In April 2000, Futuribles published an article by Nicholas Eberstadt warning of the risks of serious problems in Russia arising from the declining health of the Russian population and the demographic consequences; his analysis seems so far to be accurate. In this issue we are publishing another article by Nicholas Eberstadt, devoted this time to population change in the United States, which he says is the demographic exception because its population growth sets it apart from the other major industrialized countries.
First he describes the exceptionally high fertility rates of American women (a long-term trend that he reckons is likely to continue and perhaps even become stronger) compared with European rates and he outlines the factors that may explain this difference. He goes on to discuss the special contribution of immigration in the American case and the influence that this migration model continues to have on strong population growth.

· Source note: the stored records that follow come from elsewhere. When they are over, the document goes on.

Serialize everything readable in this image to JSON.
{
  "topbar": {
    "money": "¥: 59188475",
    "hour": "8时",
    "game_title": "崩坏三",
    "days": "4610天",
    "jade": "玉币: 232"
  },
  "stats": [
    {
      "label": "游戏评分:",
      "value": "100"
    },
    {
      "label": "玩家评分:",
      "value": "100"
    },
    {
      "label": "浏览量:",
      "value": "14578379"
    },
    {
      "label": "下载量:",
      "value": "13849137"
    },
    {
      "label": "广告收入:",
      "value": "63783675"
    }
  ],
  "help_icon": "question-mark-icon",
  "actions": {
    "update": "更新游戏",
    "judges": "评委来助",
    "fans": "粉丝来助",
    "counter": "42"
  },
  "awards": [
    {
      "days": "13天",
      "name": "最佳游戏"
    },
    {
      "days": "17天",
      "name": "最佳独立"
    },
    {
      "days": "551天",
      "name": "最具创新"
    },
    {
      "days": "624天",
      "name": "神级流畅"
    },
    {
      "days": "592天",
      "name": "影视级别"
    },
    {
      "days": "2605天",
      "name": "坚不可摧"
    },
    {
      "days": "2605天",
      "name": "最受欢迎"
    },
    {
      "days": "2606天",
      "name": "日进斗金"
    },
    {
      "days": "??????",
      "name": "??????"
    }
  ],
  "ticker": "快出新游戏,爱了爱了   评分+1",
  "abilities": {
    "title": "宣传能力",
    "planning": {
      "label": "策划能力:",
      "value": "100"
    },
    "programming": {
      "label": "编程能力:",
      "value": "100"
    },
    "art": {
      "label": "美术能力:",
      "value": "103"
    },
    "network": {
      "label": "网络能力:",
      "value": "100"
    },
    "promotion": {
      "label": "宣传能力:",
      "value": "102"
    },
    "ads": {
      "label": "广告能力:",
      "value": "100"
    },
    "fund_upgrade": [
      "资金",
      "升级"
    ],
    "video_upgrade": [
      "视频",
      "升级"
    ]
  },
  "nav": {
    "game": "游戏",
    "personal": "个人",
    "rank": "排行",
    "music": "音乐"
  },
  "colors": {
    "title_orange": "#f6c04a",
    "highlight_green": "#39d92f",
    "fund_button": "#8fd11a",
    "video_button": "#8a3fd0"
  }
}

Lastly, extrapolating from the trends that he has described, Nicholas Eberstadt suggests several possible trends for American demographics between now and 2025: he stresses in particular the growing gap between the United States and Europe with regard to population change and the possible economic and geopolitical consequences that this may have.